Are you a big dreamer? Let me encourage you today to keep going big! You have no doubt thought your plan through, accounted for missteps, and considered the cost. Are you good with that? Then move forward and be successful!

Turn Around Tuesday

“One isn’t necessarily born with courage, but one is born with potential. Without courage, we cannot practice any other virtue with consistency. We can’t be kind, true, merciful, generous, or honest.”
– Maya Angelou, US author & poet (1928 – )

If you visit my website in the next week or so, please excuse all the dust – we are doing a bit of remodeling. Everything works – mostly. The incompleteness is mainly in the content.

If you have been with me awhile, you are thinking, “Didn’t we just go through this?” That answer would be, “Yes!” However, in creating the designs and putting up the pages, I overlooked one key characteristic – consistency.

If you move from the main homepage to Making Life Work for You, and then over to Beautiful Chaos, there is very little that ties these three sites together. Once completed, there will still be differences as the sections serve separate functions, but they will feel consistent.

I never mind a healthy bit of chaos, but consistency is an important trait. People around you are better able to trust, confide in, and refer you if they are fairly certain they can predict the type of service, support, or assistance that you will provide.

As with all things, this is a balancing act. Know me – know who I am and what I’ll do because I have consistently been that person. However, stay on your toes because there is no telling what exciting and wonderful things are going to happen next.

Turn Around Tuesday

I publish a weekly newsletter.  I have recently changed the delivery method.  While I think the new provider is much better, there is one draw back – my newsletters no longer convert to webpages. No problem – I’ll just post them here.  I welcome the blogosphere to Turn Around Tuesday.

“The strength of the United States is not the gold at Fort Knox or the weapons of mass destruction that we have, but the sum total of the education and the character of our people.” 
– Claiborne Pell, Senator, Rhode Island, 1961-1997
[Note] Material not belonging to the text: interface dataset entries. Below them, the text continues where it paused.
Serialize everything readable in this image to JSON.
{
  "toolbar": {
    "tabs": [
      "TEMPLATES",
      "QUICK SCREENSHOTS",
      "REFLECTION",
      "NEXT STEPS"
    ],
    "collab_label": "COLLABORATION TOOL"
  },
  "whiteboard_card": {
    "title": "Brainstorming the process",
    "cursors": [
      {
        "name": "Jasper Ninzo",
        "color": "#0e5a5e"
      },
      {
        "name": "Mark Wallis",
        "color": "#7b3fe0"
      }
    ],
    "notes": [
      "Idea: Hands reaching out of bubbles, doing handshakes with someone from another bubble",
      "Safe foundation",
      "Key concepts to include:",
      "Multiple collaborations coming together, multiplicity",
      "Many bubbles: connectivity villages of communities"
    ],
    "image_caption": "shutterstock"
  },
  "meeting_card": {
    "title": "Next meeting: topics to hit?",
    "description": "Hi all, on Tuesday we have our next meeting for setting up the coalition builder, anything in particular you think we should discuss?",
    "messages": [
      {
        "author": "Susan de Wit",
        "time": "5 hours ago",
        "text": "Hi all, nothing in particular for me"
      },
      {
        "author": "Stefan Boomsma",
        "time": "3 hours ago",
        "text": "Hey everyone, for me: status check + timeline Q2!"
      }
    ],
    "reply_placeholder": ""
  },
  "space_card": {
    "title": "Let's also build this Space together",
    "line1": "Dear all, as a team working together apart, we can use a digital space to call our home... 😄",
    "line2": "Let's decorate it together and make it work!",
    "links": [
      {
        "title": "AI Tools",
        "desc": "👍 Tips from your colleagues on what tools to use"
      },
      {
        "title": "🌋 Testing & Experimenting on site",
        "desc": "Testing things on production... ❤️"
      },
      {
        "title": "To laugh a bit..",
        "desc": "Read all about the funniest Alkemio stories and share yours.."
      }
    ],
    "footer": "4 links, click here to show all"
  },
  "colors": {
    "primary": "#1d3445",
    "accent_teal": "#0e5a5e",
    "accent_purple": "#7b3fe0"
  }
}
One of my biggest regrets in life is that I didn’t take my education more seriously. In fact, it didn’t become a factor at all until I became a mother myself – funny how that works.

Now, as my older children prepare to return to school (one more anxious than the other), I consider it a top priority to guide them towards an appreciation of learning. I hope to instill in them more than retention of facts, but the ability to construct those facts into ideas and new creations.
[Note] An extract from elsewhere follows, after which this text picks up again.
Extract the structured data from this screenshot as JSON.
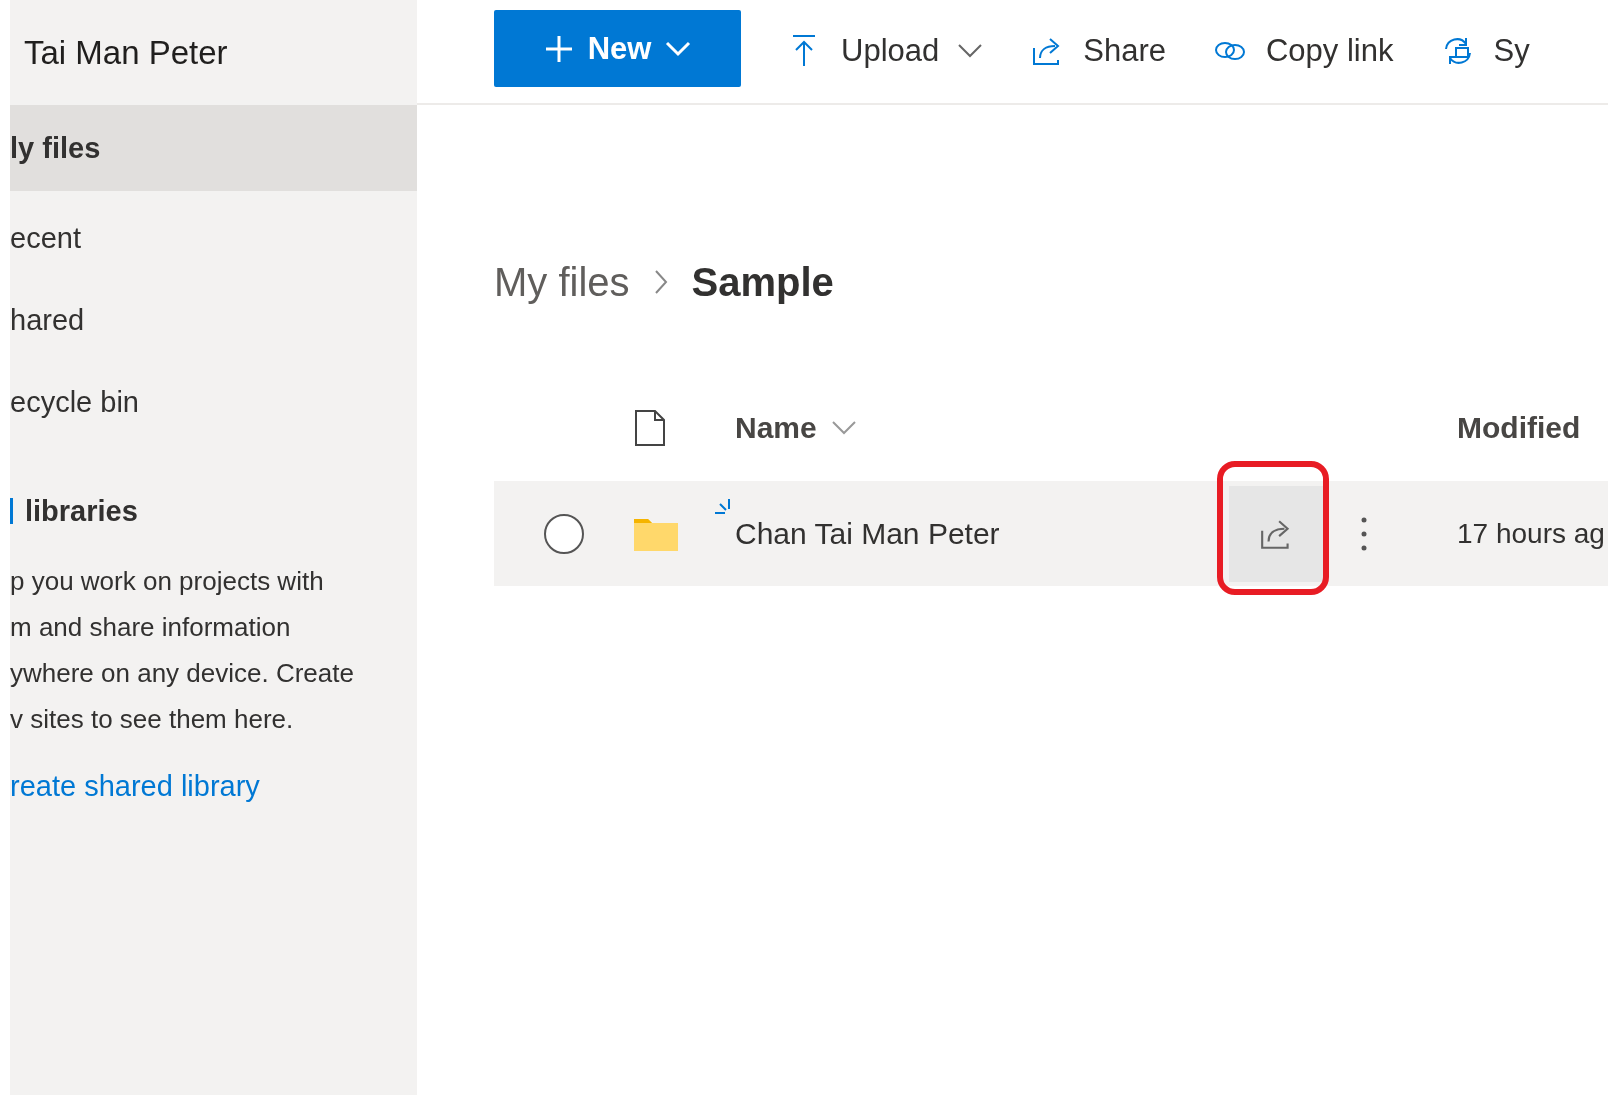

As one who has recently returned to college, I am excited about learning new things in a different way. However, in this adventure, I realize how much I have already learned through those around me.  The life of a learner doesn’t start and stop within the confines of a building or a semester schedule.  It is a continual cycle of being taught and then teaching others.

Imagine the possibilities when these two habits are adopted. Our abilities and understanding grow with exposure to new things learned. Then that growth multiples and gives back when we turn around and offer what we know to somebody else.